Two pillars for transforming your website into a
Progressive Web App) are the manifest and having service workers. (Besides that it’s better if your website is responsive, follows
PRPL principles, but I won’t go into these in the current blog post.) Manifest is kind of a no brainer, although requires some work. You need to identify the main theme color and main background color for your website, and generate various sizes of the favicon of your website and reference some of those from the manifest and some of them from the header meta section. There are several websites (Example) which help you to generate series of images and the corresponding manifest and HTML meta tags.
On the other hand the service workers are not as evident since your website could take several shapes and forms (for example
SPA / non
SPA), sub URLs and assets. You first need to decide what caching strategies you prefer and for what part of your website: do you prefer off-line first or on-line first approach. On-line first approach could be a good idea if your website for example displays crypto currency tickers and their current values. In case of a static website with a blog section (like mine) you are good to go with an off-line first approach. Still, you need to configure which files exactly the service worker infrastructure should cache for you for off-line use and what way (expiration, etc.). You can decide the approach per resource basis, so your static website can be off-line first, while only the trade ticker part could be on-line first with an off-line fall-back.
In the past
sw-precache to help with this configuration task and possibly cut down plumbing code related to the service worker configuration and activation mechanisms. The newest generation of
Along that line: in case you are using any static site generator framework then there’s a very good chance that your framework has a package which provides a layer on top of
Workbox and you can deal with it at the level of your generator framework instead of
Workbox must have been done by thousands of engineers before you, and steps probably taken to make this part seamless. This means: always look how your selected framework supports
PWA and look for a layer on top of
At the time of this blogpost this site currently uses Jekyll, and I saw two candidates (BTW, multiple choices are usually a good sign of thriving community): jekyll-pwa-plugin or jekyll-workbox-plugin. Both of them seems nice, but according to this blogpost I decided to go with the latter. Since Jekyll is
RoR (Ruby on Rails) based framework the “package” you need to install is a
Ruby Gem. The configuration is simple, well readable (
yaml format), no fluff inside the expected

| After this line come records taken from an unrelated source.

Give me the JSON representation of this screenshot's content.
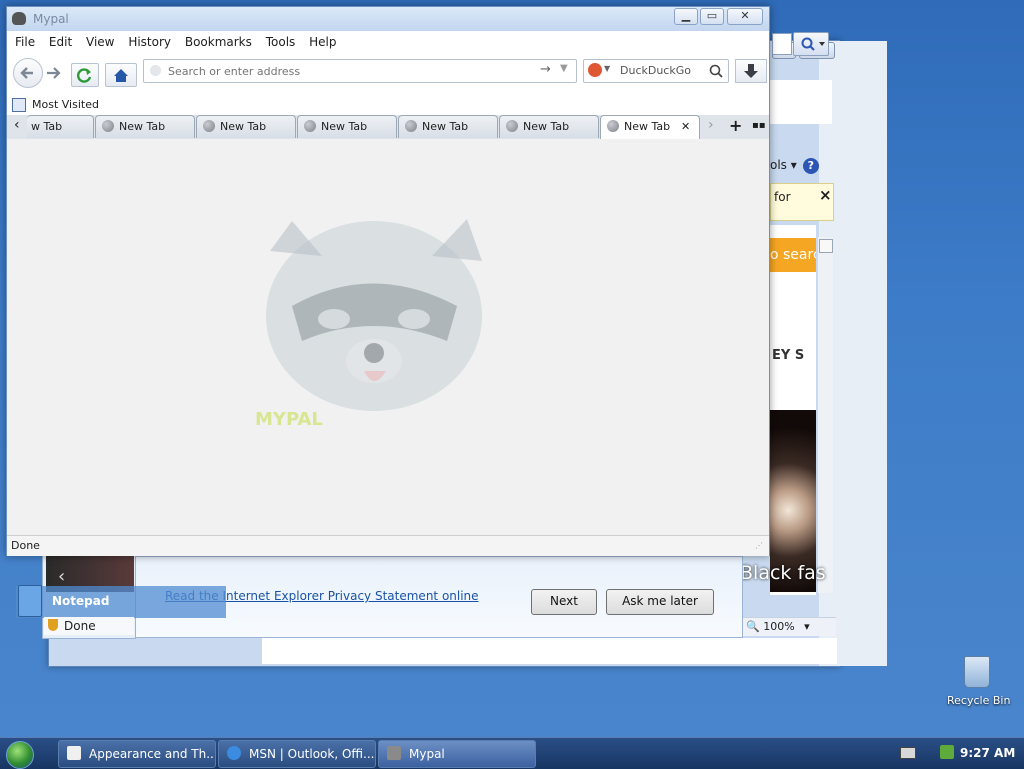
{
  "ie_window": {
    "tools_label": "ols ▾",
    "info_text": "for",
    "info_close": "×",
    "orange_text": "o search",
    "section_text": "EY   S",
    "photo_caption": "Black fas",
    "zoom": "100%",
    "status": "Done"
  },
  "ie_dialog": {
    "link": "Read the Internet Explorer Privacy Statement online",
    "next": "Next",
    "ask_later": "Ask me later"
  },
  "notepad": {
    "label": "Notepad",
    "status": "Done"
  },
  "mypal": {
    "title": "Mypal",
    "controls": {
      "minimize": "▁",
      "maximize": "▭",
      "close": "✕"
    },
    "menu": [
      "File",
      "Edit",
      "View",
      "History",
      "Bookmarks",
      "Tools",
      "Help"
    ],
    "url_placeholder": "Search or enter address",
    "search_engine": "DuckDuckGo",
    "bookmarks_label": "Most Visited",
    "tabs": [
      "w Tab",
      "New Tab",
      "New Tab",
      "New Tab",
      "New Tab",
      "New Tab",
      "New Tab"
    ],
    "tab_close": "✕",
    "new_tab": "+",
    "logo_text": "MYPAL",
    "status": "Done"
  },
  "taskbar": {
    "items": [
      "Appearance and Th...",
      "MSN | Outlook, Offi...",
      "Mypal"
    ],
    "clock": "9:27 AM"
  },
  "desktop": {
    "recycle_bin": "Recycle Bin"
  },
  "colors": {
    "desktop": "#3d7cc8",
    "taskbar": "#1f4270",
    "link": "#1a53a6",
    "ddg": "#de5833"
  }
}
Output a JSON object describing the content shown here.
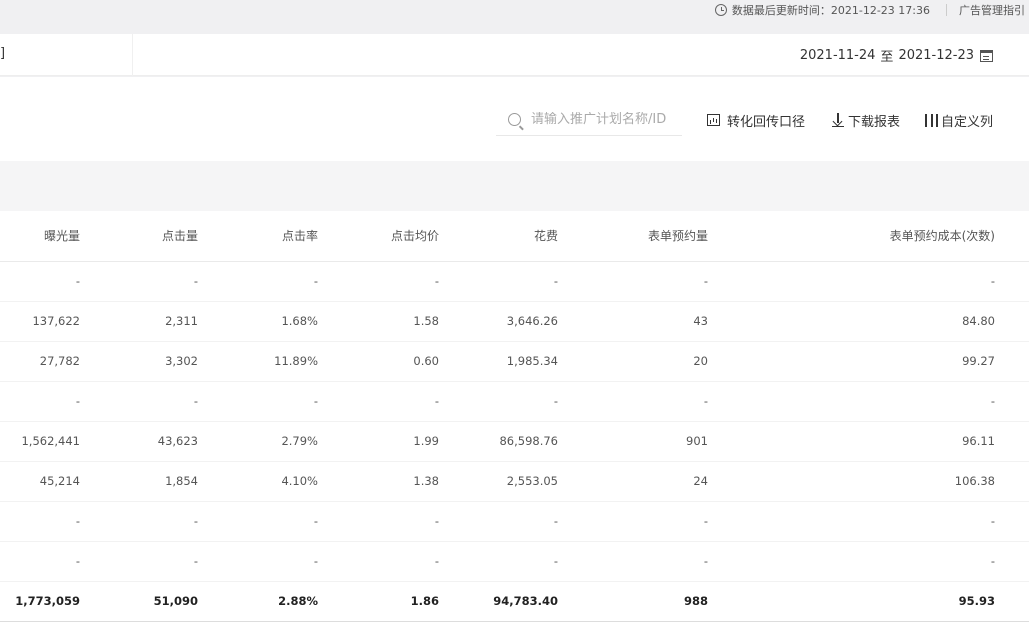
{
  "topbar": {
    "update_label": "数据最后更新时间：2021-12-23 17:36",
    "guide_label": "广告管理指引"
  },
  "datebar": {
    "tab_fragment": "]",
    "date_from": "2021-11-24",
    "to_label": "至",
    "date_to": "2021-12-23"
  },
  "toolbar": {
    "search_placeholder": "请输入推广计划名称/ID",
    "convert_label": "转化回传口径",
    "download_label": "下载报表",
    "columns_label": "自定义列"
  },
  "table": {
    "headers": [
      "曝光量",
      "点击量",
      "点击率",
      "点击均价",
      "花费",
      "表单预约量",
      "表单预约成本(次数)"
    ],
    "rows": [
      [
        "-",
        "-",
        "-",
        "-",
        "-",
        "-",
        "-"
      ],
      [
        "137,622",
        "2,311",
        "1.68%",
        "1.58",
        "3,646.26",
        "43",
        "84.80"
      ],
      [
        "27,782",
        "3,302",
        "11.89%",
        "0.60",
        "1,985.34",
        "20",
        "99.27"
      ],
      [
        "-",
        "-",
        "-",
        "-",
        "-",
        "-",
        "-"
      ],
      [
        "1,562,441",
        "43,623",
        "2.79%",
        "1.99",
        "86,598.76",
        "901",
        "96.11"
      ],
      [
        "45,214",
        "1,854",
        "4.10%",
        "1.38",
        "2,553.05",
        "24",
        "106.38"
      ],
      [
        "-",
        "-",
        "-",
        "-",
        "-",
        "-",
        "-"
      ],
      [
        "-",
        "-",
        "-",
        "-",
        "-",
        "-",
        "-"
      ]
    ],
    "total": [
      "1,773,059",
      "51,090",
      "2.88%",
      "1.86",
      "94,783.40",
      "988",
      "95.93"
    ]
  }
}
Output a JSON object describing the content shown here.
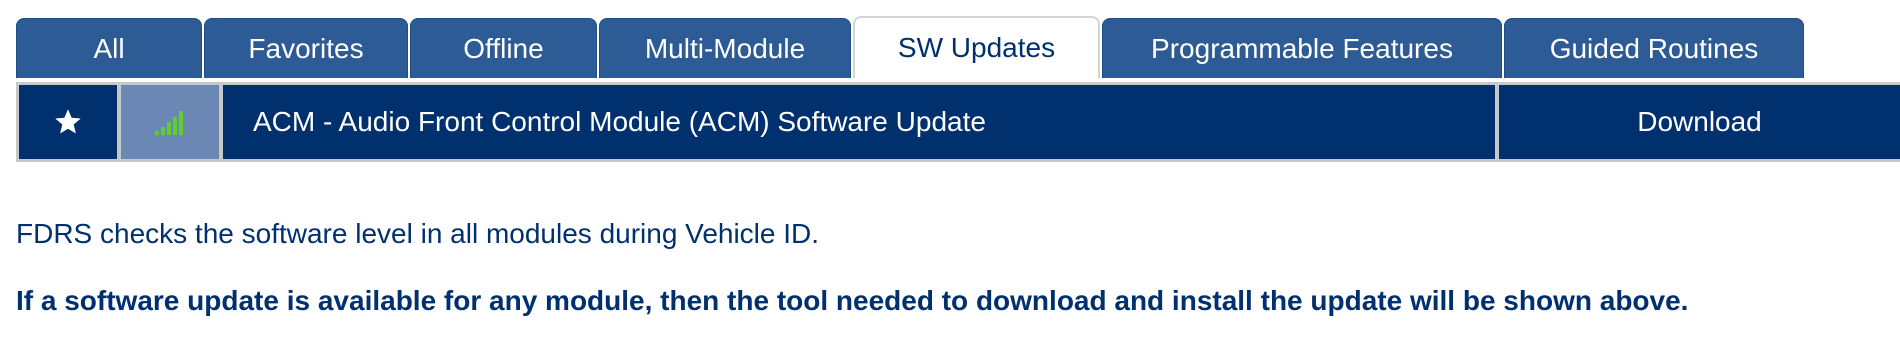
{
  "tabs": [
    {
      "label": "All"
    },
    {
      "label": "Favorites"
    },
    {
      "label": "Offline"
    },
    {
      "label": "Multi-Module"
    },
    {
      "label": "SW Updates",
      "active": true
    },
    {
      "label": "Programmable Features"
    },
    {
      "label": "Guided Routines"
    }
  ],
  "update_row": {
    "favorite_icon": "star-icon",
    "signal_icon": "signal-strength-icon",
    "signal_color": "#5fd12e",
    "title": "ACM - Audio Front Control Module (ACM) Software Update",
    "action_label": "Download"
  },
  "messages": {
    "info": "FDRS checks the software level in all modules during Vehicle ID.",
    "note": "If a software update is available for any module, then the tool needed to download and install the update will be shown above."
  },
  "colors": {
    "primary": "#00306e",
    "tab": "#2c5b96",
    "signal_cell": "#6a88b3"
  }
}
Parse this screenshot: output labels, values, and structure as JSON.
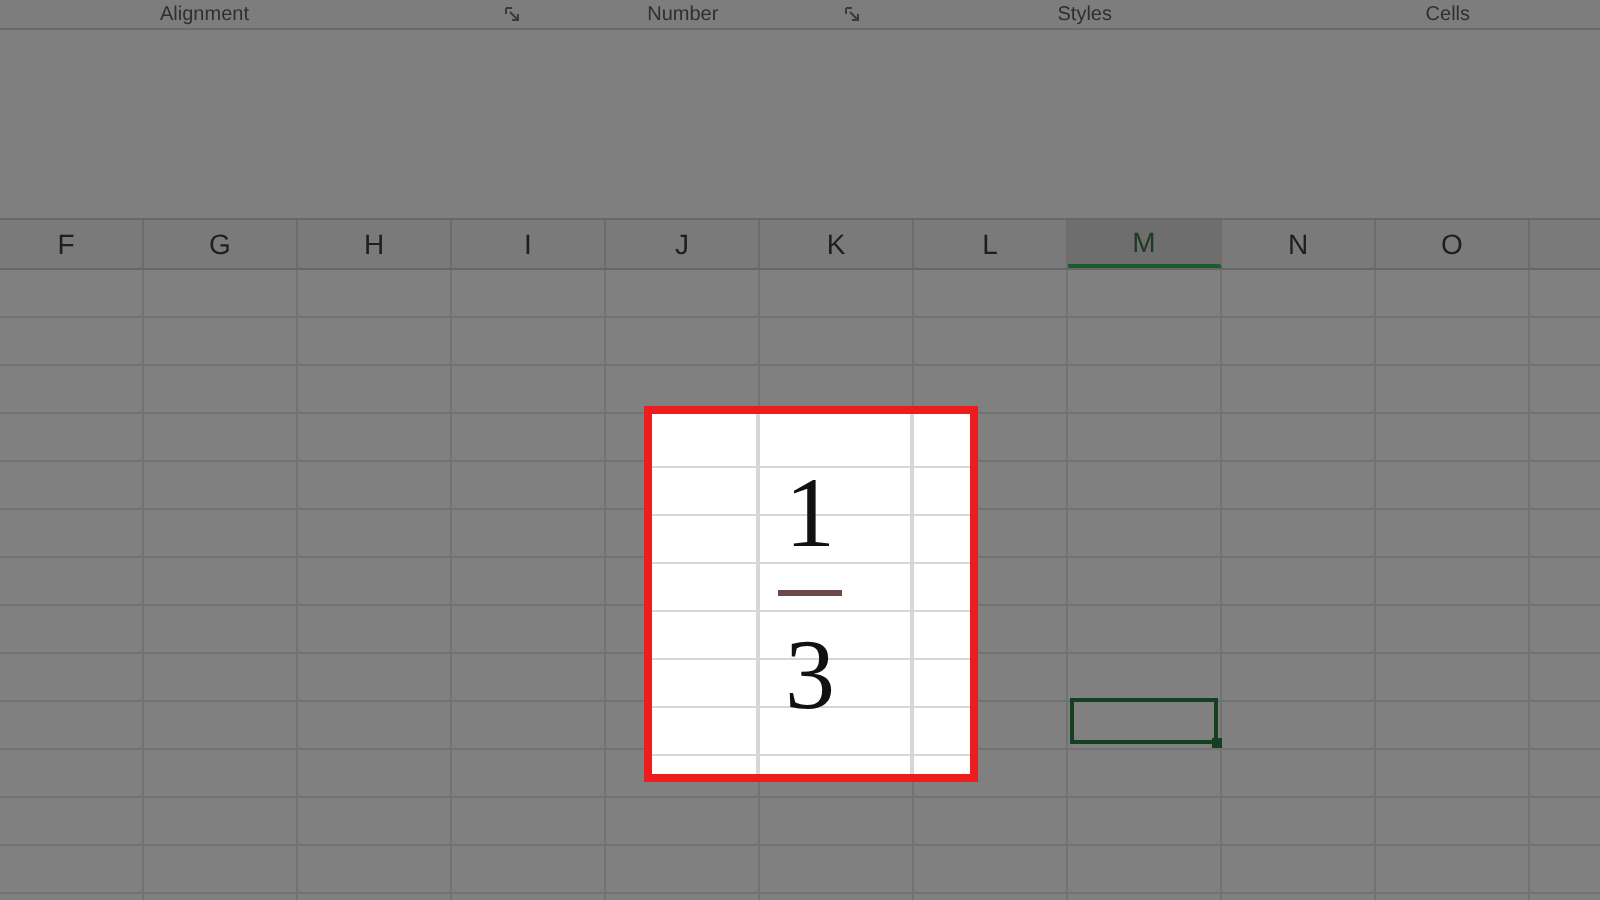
{
  "ribbon_groups": [
    {
      "label": "Alignment",
      "launcher": true
    },
    {
      "label": "Number",
      "launcher": true
    },
    {
      "label": "Styles",
      "launcher": false
    },
    {
      "label": "Cells",
      "launcher": false
    }
  ],
  "columns": [
    {
      "label": "F",
      "selected": false
    },
    {
      "label": "G",
      "selected": false
    },
    {
      "label": "H",
      "selected": false
    },
    {
      "label": "I",
      "selected": false
    },
    {
      "label": "J",
      "selected": false
    },
    {
      "label": "K",
      "selected": false
    },
    {
      "label": "L",
      "selected": false
    },
    {
      "label": "M",
      "selected": true
    },
    {
      "label": "N",
      "selected": false
    },
    {
      "label": "O",
      "selected": false
    }
  ],
  "fraction": {
    "numerator": "1",
    "denominator": "3"
  }
}
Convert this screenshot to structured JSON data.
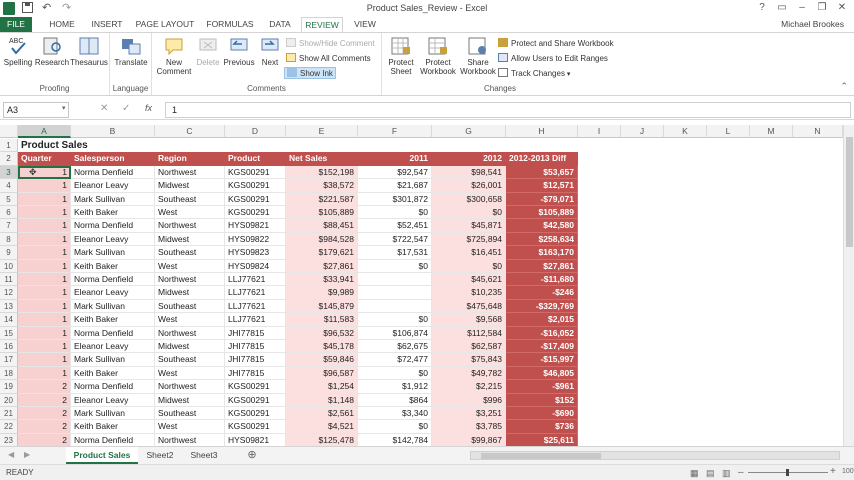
{
  "window": {
    "title": "Product Sales_Review - Excel",
    "user": "Michael Brookes"
  },
  "tabs": [
    "FILE",
    "HOME",
    "INSERT",
    "PAGE LAYOUT",
    "FORMULAS",
    "DATA",
    "REVIEW",
    "VIEW"
  ],
  "active_tab": "REVIEW",
  "ribbon": {
    "proofing": {
      "label": "Proofing",
      "spelling": "Spelling",
      "spelling_icon_text": "ABC",
      "research": "Research",
      "thesaurus": "Thesaurus"
    },
    "language": {
      "label": "Language",
      "translate": "Translate"
    },
    "comments": {
      "label": "Comments",
      "new_comment_1": "New",
      "new_comment_2": "Comment",
      "delete": "Delete",
      "previous": "Previous",
      "next": "Next",
      "show_hide": "Show/Hide Comment",
      "show_all": "Show All Comments",
      "show_ink": "Show Ink"
    },
    "changes": {
      "label": "Changes",
      "protect_sheet_1": "Protect",
      "protect_sheet_2": "Sheet",
      "protect_workbook_1": "Protect",
      "protect_workbook_2": "Workbook",
      "share_workbook_1": "Share",
      "share_workbook_2": "Workbook",
      "protect_share": "Protect and Share Workbook",
      "allow_users": "Allow Users to Edit Ranges",
      "track_changes": "Track Changes"
    }
  },
  "formula_bar": {
    "name_box": "A3",
    "fx": "fx",
    "value": "1"
  },
  "columns": [
    "A",
    "B",
    "C",
    "D",
    "E",
    "F",
    "G",
    "H",
    "I",
    "J",
    "K",
    "L",
    "M",
    "N"
  ],
  "sheet_title": "Product Sales",
  "headers": [
    "Quarter",
    "Salesperson",
    "Region",
    "Product",
    "Net Sales",
    "2011",
    "2012",
    "2012-2013 Diff"
  ],
  "rows": [
    [
      "1",
      "Norma Denfield",
      "Northwest",
      "KGS00291",
      "$152,198",
      "$92,547",
      "$98,541",
      "$53,657"
    ],
    [
      "1",
      "Eleanor Leavy",
      "Midwest",
      "KGS00291",
      "$38,572",
      "$21,687",
      "$26,001",
      "$12,571"
    ],
    [
      "1",
      "Mark Sullivan",
      "Southeast",
      "KGS00291",
      "$221,587",
      "$301,872",
      "$300,658",
      "-$79,071"
    ],
    [
      "1",
      "Keith Baker",
      "West",
      "KGS00291",
      "$105,889",
      "$0",
      "$0",
      "$105,889"
    ],
    [
      "1",
      "Norma Denfield",
      "Northwest",
      "HYS09821",
      "$88,451",
      "$52,451",
      "$45,871",
      "$42,580"
    ],
    [
      "1",
      "Eleanor Leavy",
      "Midwest",
      "HYS09822",
      "$984,528",
      "$722,547",
      "$725,894",
      "$258,634"
    ],
    [
      "1",
      "Mark Sullivan",
      "Southeast",
      "HYS09823",
      "$179,621",
      "$17,531",
      "$16,451",
      "$163,170"
    ],
    [
      "1",
      "Keith Baker",
      "West",
      "HYS09824",
      "$27,861",
      "$0",
      "$0",
      "$27,861"
    ],
    [
      "1",
      "Norma Denfield",
      "Northwest",
      "LLJ77621",
      "$33,941",
      "",
      "$45,621",
      "-$11,680"
    ],
    [
      "1",
      "Eleanor Leavy",
      "Midwest",
      "LLJ77621",
      "$9,989",
      "",
      "$10,235",
      "-$246"
    ],
    [
      "1",
      "Mark Sullivan",
      "Southeast",
      "LLJ77621",
      "$145,879",
      "",
      "$475,648",
      "-$329,769"
    ],
    [
      "1",
      "Keith Baker",
      "West",
      "LLJ77621",
      "$11,583",
      "$0",
      "$9,568",
      "$2,015"
    ],
    [
      "1",
      "Norma Denfield",
      "Northwest",
      "JHI77815",
      "$96,532",
      "$106,874",
      "$112,584",
      "-$16,052"
    ],
    [
      "1",
      "Eleanor Leavy",
      "Midwest",
      "JHI77815",
      "$45,178",
      "$62,675",
      "$62,587",
      "-$17,409"
    ],
    [
      "1",
      "Mark Sullivan",
      "Southeast",
      "JHI77815",
      "$59,846",
      "$72,477",
      "$75,843",
      "-$15,997"
    ],
    [
      "1",
      "Keith Baker",
      "West",
      "JHI77815",
      "$96,587",
      "$0",
      "$49,782",
      "$46,805"
    ],
    [
      "2",
      "Norma Denfield",
      "Northwest",
      "KGS00291",
      "$1,254",
      "$1,912",
      "$2,215",
      "-$961"
    ],
    [
      "2",
      "Eleanor Leavy",
      "Midwest",
      "KGS00291",
      "$1,148",
      "$864",
      "$996",
      "$152"
    ],
    [
      "2",
      "Mark Sullivan",
      "Southeast",
      "KGS00291",
      "$2,561",
      "$3,340",
      "$3,251",
      "-$690"
    ],
    [
      "2",
      "Keith Baker",
      "West",
      "KGS00291",
      "$4,521",
      "$0",
      "$3,785",
      "$736"
    ],
    [
      "2",
      "Norma Denfield",
      "Northwest",
      "HYS09821",
      "$125,478",
      "$142,784",
      "$99,867",
      "$25,611"
    ]
  ],
  "sheets": [
    "Product Sales",
    "Sheet2",
    "Sheet3"
  ],
  "active_sheet": "Product Sales",
  "status": {
    "mode": "READY",
    "zoom": "100%"
  }
}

_config.yml, and the few plumbing code placeholders. I only needed to add two
default.html7 lines starting at: source
- And a short
sw.jsfile stub (source) with the most important placeholder
And that’s all!